— Photo by Keith Gosse/The Telegram
The pattern was obvious as the names of 68 women were read in front of a large crowd who gathered Monday night at the Holiday Inn in St. John’s.
Graphic details concerning those who were murdered (some were missing, but presumed dead) left little to the imagination.
Killed in front of their children. Killed while pregnant. Women killed with axes, screwdrivers, guns and hammers. Shot and stabbed multiple times. Stuffed in pillowcases. Killed by those who were supposed to love them.
The horrifying details were made even harder to stomach at times when stories were shared by those who knew the victims, either as family members or friends.
Many were audibly emotional, speaking with quivering voices as they shared the story of a loved one’s tragic demise.
The painful emotions linked to the vigil held to remember women and girls either murdered or missing in Newfoundland and Labrador were central to the reason why it had to take place, according to Connie Pike, executive director of the Coalition Against Violence — Avalon East.
“We knew it would be difficult, but you know what?
“There is no way to sugarcoat murder.
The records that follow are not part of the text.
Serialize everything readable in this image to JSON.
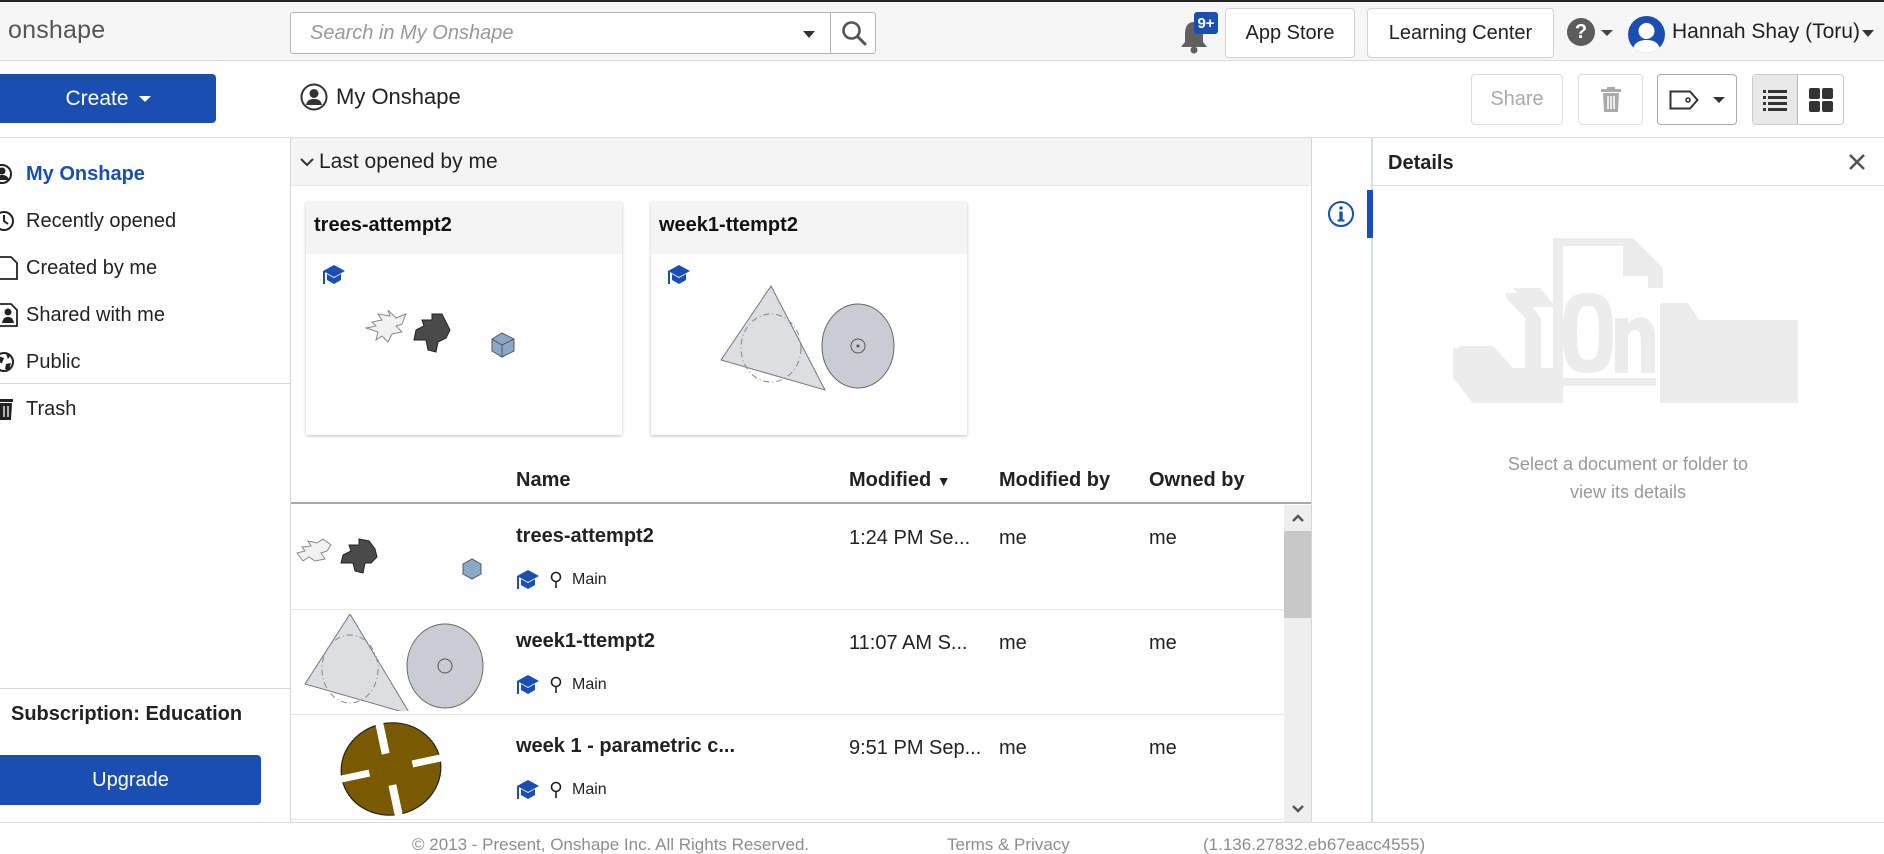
{
  "header": {
    "logo": "onshape",
    "search_placeholder": "Search in My Onshape",
    "search_value": "",
    "notification_badge": "9+",
    "app_store_label": "App Store",
    "learning_center_label": "Learning Center",
    "help_glyph": "?",
    "user_name": "Hannah Shay (Toru)"
  },
  "toolbar": {
    "create_label": "Create",
    "page_title": "My Onshape",
    "share_label": "Share",
    "view_mode": "list"
  },
  "sidebar": {
    "items": [
      {
        "label": "My Onshape",
        "icon": "user-circle-icon",
        "active": true
      },
      {
        "label": "Recently opened",
        "icon": "clock-icon",
        "active": false
      },
      {
        "label": "Created by me",
        "icon": "document-icon",
        "active": false
      },
      {
        "label": "Shared with me",
        "icon": "shared-user-icon",
        "active": false
      },
      {
        "label": "Public",
        "icon": "globe-icon",
        "active": false
      },
      {
        "label": "Trash",
        "icon": "trash-icon",
        "active": false
      }
    ],
    "subscription_label": "Subscription: Education",
    "upgrade_label": "Upgrade"
  },
  "main": {
    "section_title": "Last opened by me",
    "cards": [
      {
        "title": "trees-attempt2",
        "thumbnail": "trees"
      },
      {
        "title": "week1-ttempt2",
        "thumbnail": "triangle-disc"
      }
    ],
    "columns": {
      "name": "Name",
      "modified": "Modified",
      "sort_indicator": "▼",
      "modified_by": "Modified by",
      "owned_by": "Owned by"
    },
    "rows": [
      {
        "name": "trees-attempt2",
        "branch": "Main",
        "modified": "1:24 PM Se...",
        "modified_by": "me",
        "owned_by": "me",
        "thumbnail": "trees"
      },
      {
        "name": "week1-ttempt2",
        "branch": "Main",
        "modified": "11:07 AM S...",
        "modified_by": "me",
        "owned_by": "me",
        "thumbnail": "triangle-disc"
      },
      {
        "name": "week 1 - parametric c...",
        "branch": "Main",
        "modified": "9:51 PM Sep...",
        "modified_by": "me",
        "owned_by": "me",
        "thumbnail": "brown-disc"
      }
    ]
  },
  "details": {
    "title": "Details",
    "empty_line1": "Select a document or folder to",
    "empty_line2": "view its details"
  },
  "footer": {
    "copyright": "© 2013 - Present, Onshape Inc. All Rights Reserved.",
    "terms": "Terms & Privacy",
    "version": "(1.136.27832.eb67eacc4555)"
  },
  "colors": {
    "accent": "#1a4fb1",
    "header_bg": "#f6f6f6",
    "section_bg": "#f4f4f4",
    "muted_text": "#999999",
    "thumb_brown": "#7a5a00"
  }
}
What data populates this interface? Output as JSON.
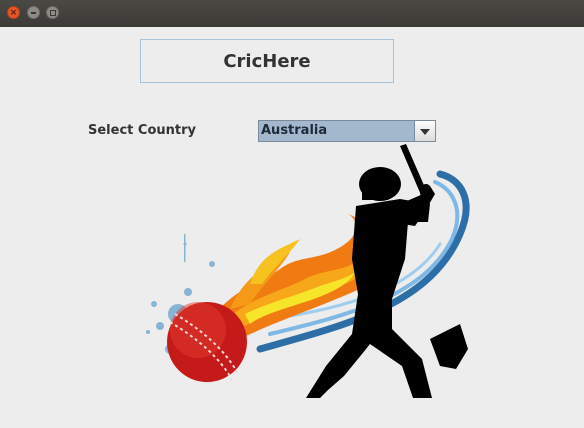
{
  "window": {
    "close_glyph": "×"
  },
  "header": {
    "title": "CricHere"
  },
  "form": {
    "country_label": "Select Country",
    "country_selected": "Australia"
  },
  "illustration": {
    "subject": "cricket-batsman-with-fireball",
    "colors": {
      "silhouette": "#000000",
      "ball": "#c41a1a",
      "flame_outer": "#f07b12",
      "flame_inner": "#f7e52a",
      "swoosh": "#3f8ec9"
    }
  }
}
We have to start telling it like it is, calling it what it is, speaking about it, and for people to listen (to) it.”
Most of the names listed in the program for Monday’s event involved dates spanning the last two decades. Leslie MacLeod of Marguerite's Place noted organizers were aware of 61 names a week ago (some were listed as “unknown,” often tied to murder-suicides), but the list grew to 68 since news of the event spread through media reports.
The earliest date linked to a murder involved Mary Hearn, killed in June of 1815 in St. John’s. She was violently assaulted and beaten to death by her husband.
Veronica Lewis, killed last fall at the age of 57 after a car hit her that was allegedly driven by her boyfriend, was the most recent victim.
Pike, who is also a former Royal Newfoundland Constabulary officer, said the province’s justice system cannot be expected to fix the ongoing issue of violence against women, as the vast majority of incidents go unreported.
“There were women in this city last night who were beaten. There are women tonight who will be beaten, and tomorrow night. Sometimes the children see, sometimes they don’t, but they’ll always know. We have to start treating people with dignity and respect and kindness, and we have to model that behaviour. ... We have to teach our young people about healthy relationships. They have to know very early on what abuse looks like.”
The fact Monday’s event functioned as a means to link so many tragic events in the province’s history together proved to be an important step in honouring the memories of those who could not be present at the vigil, in Pike’s view. While it is beneficial for people like herself to share the stories of those who were killed, Pike said those stories become much more impactful when shared by family members and friends.
“These women and girls no longer have voices. We have to be their voice. You have to be their voice. You have to tell their story. You have to tell anyone who will listen. You will have to tell it often, and you will have to keep repeating it over and over to another person. And every person that you tell, ask them to tell someone else. If we don’t get the word out — if we don’t stop this mayhem against women and girls — this list will grow and grow and grow.”